A slime with memory
Even without a brain, this slime mold knows where it’s been
A slime mold called Physarum polycephalum is a throbbing, bright yellow blob that can crawl from one spot to another. Some people liken its appearance to moving, pulsing dog barf. Others clearly feel more tenderness toward the organism — enough to spend much of their life studying it. One such team of scientists now reports finding that although slime molds lack a brain, this goo may still have a memory of sorts.
Despite its name, a slime mold is not a mold or fungi. Although it moves, it’s not really an animal either. “A slime mold is just a little bag of goo,” explains biologist Chris R. Reid of the University of Sydney.
His team’s new research shows that a slime mold can tell where it’s been and usually avoids traveling on its own previous paths.
When this organism moves, it leaves behind trails of slime. These blobs appear to use those trails like memories, Reid says, and the ooze won’t revisit a previous path — if it has a choice.
Reid and his fellow scientists studied slime molds by putting them in simple tracks and mazes. In one experiment, when the researchers tricked 24 separate slime molds into going down a dead end, 23 of them escaped and found a route to a sugary treat.
A P. polycephalum slime mold has only one cell. Most such single-celled organisms are far too small to be seen by the naked eye. And most have only one nucleus, the part of its body that calls the shots. But slime molds aren’t like those other, ordinary one-celled organisms. They can grow as large as, well, dog barf, and contain a thousand or more nuclei. (In fact, polycephalum means many-headed.) As P. polycephalum engulfs stuff that gets in its way, it grows bigger without forming new cells, but generates more nuclei. The result is an organism called a plasmodium.
“It’s alien stuff,” Reid told Science News.
Other recent studies have demonstrated the many talents of the goo. In a maze, a slime mold can trace the shortest path through. And scientists have used food to entice a slime mold to build patterns that resemble maps of real highways or subway lines.

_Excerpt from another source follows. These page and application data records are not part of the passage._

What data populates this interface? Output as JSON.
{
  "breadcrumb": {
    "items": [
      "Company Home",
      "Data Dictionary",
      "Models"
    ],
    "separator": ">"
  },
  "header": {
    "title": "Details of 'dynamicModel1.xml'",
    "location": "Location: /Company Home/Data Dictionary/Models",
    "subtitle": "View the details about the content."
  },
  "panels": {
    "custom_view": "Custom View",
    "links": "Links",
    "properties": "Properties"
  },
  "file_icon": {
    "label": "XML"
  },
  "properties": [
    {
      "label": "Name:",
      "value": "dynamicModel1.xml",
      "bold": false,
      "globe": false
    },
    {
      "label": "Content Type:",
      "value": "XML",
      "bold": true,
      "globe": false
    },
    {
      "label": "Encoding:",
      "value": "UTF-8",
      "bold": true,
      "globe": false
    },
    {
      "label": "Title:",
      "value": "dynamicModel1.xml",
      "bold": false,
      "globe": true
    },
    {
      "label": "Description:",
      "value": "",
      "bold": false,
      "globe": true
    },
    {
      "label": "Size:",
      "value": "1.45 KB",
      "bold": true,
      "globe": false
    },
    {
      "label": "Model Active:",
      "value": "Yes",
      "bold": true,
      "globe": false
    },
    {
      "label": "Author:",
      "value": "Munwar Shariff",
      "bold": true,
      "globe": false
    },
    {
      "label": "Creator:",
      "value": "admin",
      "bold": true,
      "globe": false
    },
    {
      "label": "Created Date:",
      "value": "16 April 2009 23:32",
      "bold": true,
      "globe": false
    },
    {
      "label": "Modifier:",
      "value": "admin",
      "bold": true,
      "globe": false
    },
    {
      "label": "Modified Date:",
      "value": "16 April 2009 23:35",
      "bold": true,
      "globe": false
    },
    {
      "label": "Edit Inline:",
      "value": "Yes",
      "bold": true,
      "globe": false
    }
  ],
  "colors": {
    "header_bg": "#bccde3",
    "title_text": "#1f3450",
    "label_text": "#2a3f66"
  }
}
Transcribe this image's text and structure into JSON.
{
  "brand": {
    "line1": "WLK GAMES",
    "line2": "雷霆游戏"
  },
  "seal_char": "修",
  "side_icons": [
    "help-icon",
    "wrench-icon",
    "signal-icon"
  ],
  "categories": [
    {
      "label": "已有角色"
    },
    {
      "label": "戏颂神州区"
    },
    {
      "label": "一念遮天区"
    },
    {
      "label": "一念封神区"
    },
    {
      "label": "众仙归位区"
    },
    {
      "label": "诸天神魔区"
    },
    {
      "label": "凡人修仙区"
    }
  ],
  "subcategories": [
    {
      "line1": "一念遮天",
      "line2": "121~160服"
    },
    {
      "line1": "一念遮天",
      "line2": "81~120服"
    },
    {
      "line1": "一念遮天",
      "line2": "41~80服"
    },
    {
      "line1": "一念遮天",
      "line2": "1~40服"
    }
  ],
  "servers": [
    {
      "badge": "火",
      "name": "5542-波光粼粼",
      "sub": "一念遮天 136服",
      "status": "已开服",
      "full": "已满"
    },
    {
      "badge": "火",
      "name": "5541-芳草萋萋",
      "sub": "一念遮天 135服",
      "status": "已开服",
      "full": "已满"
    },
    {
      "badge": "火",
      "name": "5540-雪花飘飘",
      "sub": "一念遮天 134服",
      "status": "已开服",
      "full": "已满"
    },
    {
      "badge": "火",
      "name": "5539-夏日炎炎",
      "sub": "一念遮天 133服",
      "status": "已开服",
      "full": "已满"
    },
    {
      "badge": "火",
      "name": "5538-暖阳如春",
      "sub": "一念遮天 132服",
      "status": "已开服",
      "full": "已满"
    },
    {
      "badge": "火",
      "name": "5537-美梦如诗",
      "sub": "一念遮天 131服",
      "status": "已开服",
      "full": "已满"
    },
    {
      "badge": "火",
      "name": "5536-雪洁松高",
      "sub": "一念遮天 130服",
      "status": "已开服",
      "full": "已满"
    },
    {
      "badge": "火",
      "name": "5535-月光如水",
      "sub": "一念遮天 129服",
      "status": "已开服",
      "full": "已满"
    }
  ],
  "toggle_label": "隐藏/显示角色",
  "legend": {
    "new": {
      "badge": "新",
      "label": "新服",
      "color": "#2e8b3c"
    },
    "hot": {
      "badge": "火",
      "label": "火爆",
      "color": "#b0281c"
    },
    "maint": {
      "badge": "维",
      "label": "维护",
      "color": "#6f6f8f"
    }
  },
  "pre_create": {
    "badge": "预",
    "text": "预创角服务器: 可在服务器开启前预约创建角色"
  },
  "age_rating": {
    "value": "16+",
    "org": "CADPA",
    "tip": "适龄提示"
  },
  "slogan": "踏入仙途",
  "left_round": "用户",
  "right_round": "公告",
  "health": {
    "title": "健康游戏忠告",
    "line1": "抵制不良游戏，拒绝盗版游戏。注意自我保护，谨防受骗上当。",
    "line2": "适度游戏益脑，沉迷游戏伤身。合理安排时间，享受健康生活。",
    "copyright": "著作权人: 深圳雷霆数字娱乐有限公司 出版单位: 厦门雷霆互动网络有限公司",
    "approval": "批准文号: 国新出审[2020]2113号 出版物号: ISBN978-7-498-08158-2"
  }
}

No scientists, however, have successfully taught a slime mold to catch, roll over or play dead. At least, not yet.
slime mold A simple organism that consists of a single cell of creeping, jellylike protoplasm containing nuclei. It is not a mold, despite its name, and it isn’t even closely related to fungi.
cell The smallest structural and functional unit of an organism, typically microscopic and consisting of cytoplasm and a nucleus enclosed in a membrane. The cell of a slime mold, however, is easily visible to the naked eye and contains many nuclei.
nucleus A dense structure present in many cells. Typically a single rounded structure bounded by a double membrane, the nucleus contains the genetic information within a cell.
plasmodium A form within the life cycle of some simple organisms such as slime molds, typically consisting of a mass of naked protoplasm containing many nuclei.
protoplasm The colorless material comprising the living part of a cell, including the cytoplasm, nucleus and other structures.